“We then conducted private investigations around this scandal and we established that the first respondent is having a special interest in the transactions of the second respondent (LTE) and yet deliberately refrains from the disclosure of that interest in order to deceive and induce the state to act to its prejudice…
“It suffices to indicate that the liquidation proceedings against second respondent were widely circulated in the print media and radio stations locally and in South Africa. It cannot be said that first respondent and his officials were not aware that the second respondent was not eligible to tender for the consultancy work. On the other hand, the directors of the second respondent had a duty to disclose to the officials of the first respondent that they were faced with liquidation proceedings and to recount in detail the facts that have given rise to the liquidation proceedings.

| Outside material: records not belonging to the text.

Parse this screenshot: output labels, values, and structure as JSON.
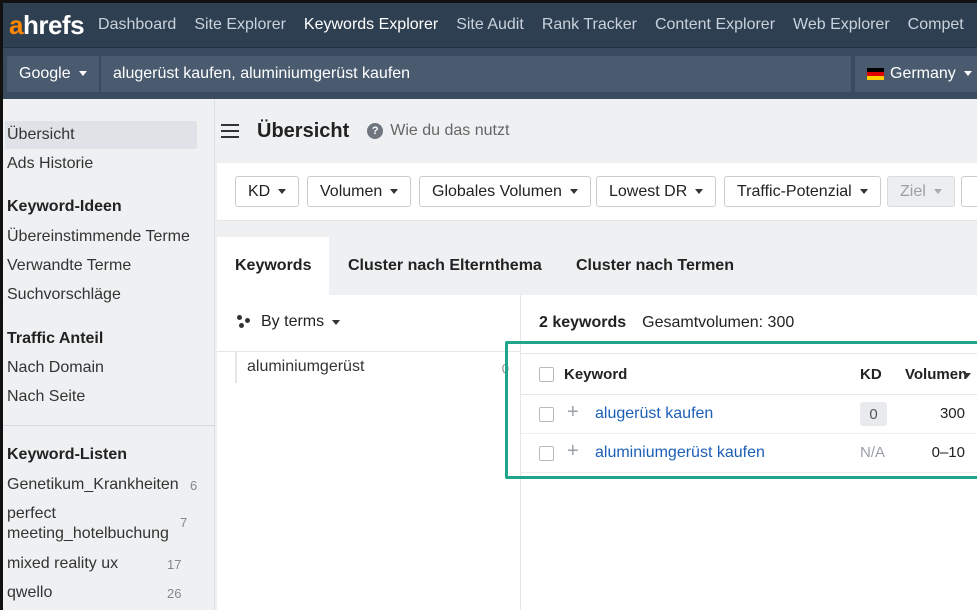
{
  "app": {
    "logo_a": "a",
    "logo_rest": "hrefs",
    "nav": [
      "Dashboard",
      "Site Explorer",
      "Keywords Explorer",
      "Site Audit",
      "Rank Tracker",
      "Content Explorer",
      "Web Explorer",
      "Compet"
    ],
    "active_nav": "Keywords Explorer"
  },
  "search": {
    "engine": "Google",
    "query": "alugerüst kaufen, aluminiumgerüst kaufen",
    "country": "Germany"
  },
  "sidebar": {
    "overview": "Übersicht",
    "ads_history": "Ads Historie",
    "ideas_heading": "Keyword-Ideen",
    "matching_terms": "Übereinstimmende Terme",
    "related_terms": "Verwandte Terme",
    "suggestions": "Suchvorschläge",
    "traffic_heading": "Traffic Anteil",
    "by_domain": "Nach Domain",
    "by_page": "Nach Seite",
    "lists_heading": "Keyword-Listen",
    "lists": [
      {
        "name": "Genetikum_Krankheiten",
        "count": "6"
      },
      {
        "name_line1": "perfect",
        "name_line2": "meeting_hotelbuchung",
        "count": "7"
      },
      {
        "name": "mixed reality ux",
        "count": "17"
      },
      {
        "name": "qwello",
        "count": "26"
      }
    ]
  },
  "main": {
    "title": "Übersicht",
    "help": "Wie du das nutzt",
    "filters": [
      "KD",
      "Volumen",
      "Globales Volumen",
      "Lowest DR",
      "Traffic-Potenzial",
      "Ziel"
    ],
    "tabs": [
      "Keywords",
      "Cluster nach Elternthema",
      "Cluster nach Termen"
    ],
    "group_by": "By terms",
    "terms": [
      {
        "label": "aluminiumgerüst",
        "count": "0"
      }
    ],
    "summary_count": "2 keywords",
    "summary_volume": "Gesamtvolumen: 300",
    "table": {
      "headers": {
        "keyword": "Keyword",
        "kd": "KD",
        "volume": "Volumen"
      },
      "rows": [
        {
          "keyword": "alugerüst kaufen",
          "kd": "0",
          "volume": "300"
        },
        {
          "keyword": "aluminiumgerüst kaufen",
          "kd": "N/A",
          "volume": "0–10"
        }
      ]
    }
  },
  "colors": {
    "nav_bg": "#2f3f52",
    "accent_logo": "#ff8800",
    "link": "#1c5fb8",
    "highlight": "#1fa68a"
  }
}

It is a matter of procedure…
“The defence staged for the decision to allocate state resources to a liquidated foreign company might well have been a question of considerable difficulty to justify. It therefore appears to me that that the Ministry knew that the second respondent was under liquidation and that the awareness and appreciation of the existence of the duty to disqualify it from tendering was sacrificed on the altar of their convenience. To put it in another way, the non-disclosure of the status of the second respondent at the bidding stage resulted in a misrepresentation which was perpetrated with a fraudulent intent,” Mr Masasa states.
He further alleges that after having corruptly awarded the tender to LTE Consulting, huge amounts of money were paid to the South African company even before it had started work. He accused LTE of presenting fake invoices of expenses it claimed to have incurred in order to justify the payments.